Three complementary models of how peer relationship problems (exclusion and victimization) and aggressive behaviors relate to prospective levels of internalizing problems are examined. The additive risks model proposes that peer problems and aggression cumulatively increase risks for internalizing problems. The reciprocal risks model hypothesizes that peer problems and aggression transact over time and mediate the effects of each other on prospective internalizing problems. Last, the internalizing risks model proposes that, in addition to aggressive behaviors, prior internalizing problems also provoke peer problems that, in turn, further elevate risks for prospective internalizing problems. Data came from a sample of 453 low-income, ethnically diverse children in kindergarten to Grade 3 who were assessed 3 times over 1 school term (in January, March and June). Findings supported the internalizing risks model. Four key pathways were found to increase risks for internalizing problems by the end of the school year; 2 of these routes were rooted in aggressive behaviors, and 3 paths operated indirectly via levels of peer problems in the spring. Children who were initially aggressive became excluded by peers by the spring, whereas children who initially showed more symptoms of depression and anxiety became victimized by peers by the spring. In turn, both peer exclusion and victimization increased prospective levels of internalizing problems by the end of the school year.
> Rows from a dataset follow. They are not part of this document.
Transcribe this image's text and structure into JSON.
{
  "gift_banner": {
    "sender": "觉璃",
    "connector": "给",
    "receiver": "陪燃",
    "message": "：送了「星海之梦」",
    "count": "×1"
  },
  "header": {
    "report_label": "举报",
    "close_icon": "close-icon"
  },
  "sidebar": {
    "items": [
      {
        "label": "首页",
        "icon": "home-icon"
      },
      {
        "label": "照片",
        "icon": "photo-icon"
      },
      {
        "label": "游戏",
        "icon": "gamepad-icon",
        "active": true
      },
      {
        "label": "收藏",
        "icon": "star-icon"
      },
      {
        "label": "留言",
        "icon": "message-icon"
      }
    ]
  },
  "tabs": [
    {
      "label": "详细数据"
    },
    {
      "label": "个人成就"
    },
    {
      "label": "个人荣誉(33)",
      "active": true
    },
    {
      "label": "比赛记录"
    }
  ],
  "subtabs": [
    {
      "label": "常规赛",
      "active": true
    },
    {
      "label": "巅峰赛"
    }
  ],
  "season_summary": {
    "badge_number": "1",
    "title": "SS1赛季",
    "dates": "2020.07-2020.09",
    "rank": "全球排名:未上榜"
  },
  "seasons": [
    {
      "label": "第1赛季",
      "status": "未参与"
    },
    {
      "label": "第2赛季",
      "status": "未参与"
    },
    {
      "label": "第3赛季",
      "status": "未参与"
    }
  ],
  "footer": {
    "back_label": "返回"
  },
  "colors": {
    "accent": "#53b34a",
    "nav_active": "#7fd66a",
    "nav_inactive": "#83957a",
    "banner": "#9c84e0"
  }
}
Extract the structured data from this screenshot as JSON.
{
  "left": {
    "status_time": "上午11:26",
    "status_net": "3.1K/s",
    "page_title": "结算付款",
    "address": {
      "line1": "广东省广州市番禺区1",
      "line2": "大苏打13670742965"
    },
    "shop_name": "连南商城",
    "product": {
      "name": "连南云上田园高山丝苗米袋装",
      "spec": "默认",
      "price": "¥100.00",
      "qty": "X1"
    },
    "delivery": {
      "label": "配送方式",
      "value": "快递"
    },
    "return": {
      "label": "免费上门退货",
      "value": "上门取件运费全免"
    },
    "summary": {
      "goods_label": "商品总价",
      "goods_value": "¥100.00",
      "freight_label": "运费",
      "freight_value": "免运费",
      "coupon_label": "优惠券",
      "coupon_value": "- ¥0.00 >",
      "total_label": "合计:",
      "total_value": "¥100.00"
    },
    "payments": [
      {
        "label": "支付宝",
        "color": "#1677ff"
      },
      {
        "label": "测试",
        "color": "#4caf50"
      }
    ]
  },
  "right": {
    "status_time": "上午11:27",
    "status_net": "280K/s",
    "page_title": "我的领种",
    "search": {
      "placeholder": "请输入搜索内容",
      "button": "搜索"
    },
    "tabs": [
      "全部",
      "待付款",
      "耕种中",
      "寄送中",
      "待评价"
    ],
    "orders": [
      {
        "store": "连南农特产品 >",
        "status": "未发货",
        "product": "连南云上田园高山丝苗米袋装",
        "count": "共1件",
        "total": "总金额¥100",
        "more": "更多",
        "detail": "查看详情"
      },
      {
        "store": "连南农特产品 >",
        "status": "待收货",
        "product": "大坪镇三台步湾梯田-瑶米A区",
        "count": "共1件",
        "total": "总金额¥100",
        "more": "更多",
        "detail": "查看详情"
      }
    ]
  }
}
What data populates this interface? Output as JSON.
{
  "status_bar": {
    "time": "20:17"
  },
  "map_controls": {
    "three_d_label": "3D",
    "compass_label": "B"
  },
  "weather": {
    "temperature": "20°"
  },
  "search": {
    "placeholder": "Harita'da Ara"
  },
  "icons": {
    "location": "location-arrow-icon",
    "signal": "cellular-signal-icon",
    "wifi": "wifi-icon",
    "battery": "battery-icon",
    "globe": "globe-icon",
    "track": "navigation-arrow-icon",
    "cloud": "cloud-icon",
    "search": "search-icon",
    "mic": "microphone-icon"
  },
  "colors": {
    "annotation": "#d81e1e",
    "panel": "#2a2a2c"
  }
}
Descriptors: Peer Relationship, Social Isolation, Victims, Aggression, Correlation, Behavior Problems, At Risk Persons, Low Income Groups, Kindergarten, Grade 1, Grade 2, Grade 3, Elementary School Students, Depression (Psychology), Anxiety, Symptoms (Individual Disorders), Gender Differences, Foreign Countries, Surveys, Questionnaires, Statistical Analysis, Factor Analysis
American Psychological Association. Journals Department, 750 First Street NE, Washington, DC 20002. Tel: 800-374-2721; Tel: 202-336-5510; Fax: 202-336-5502; e-mail: firstname.lastname@example.org; Web site: http://www.apa.org
Publication Type: Journal Articles; Reports - Research
Education Level: Kindergarten; Primary Education; Early Childhood Education; Grade 12; Secondary Education; High Schools; Grade 1; Elementary Education; Grade 2; Grade 3
Authoring Institution: N/A
Identifiers - Location: Canada
Identifiers - Assessments and Surveys: Behavior Assessment System for Children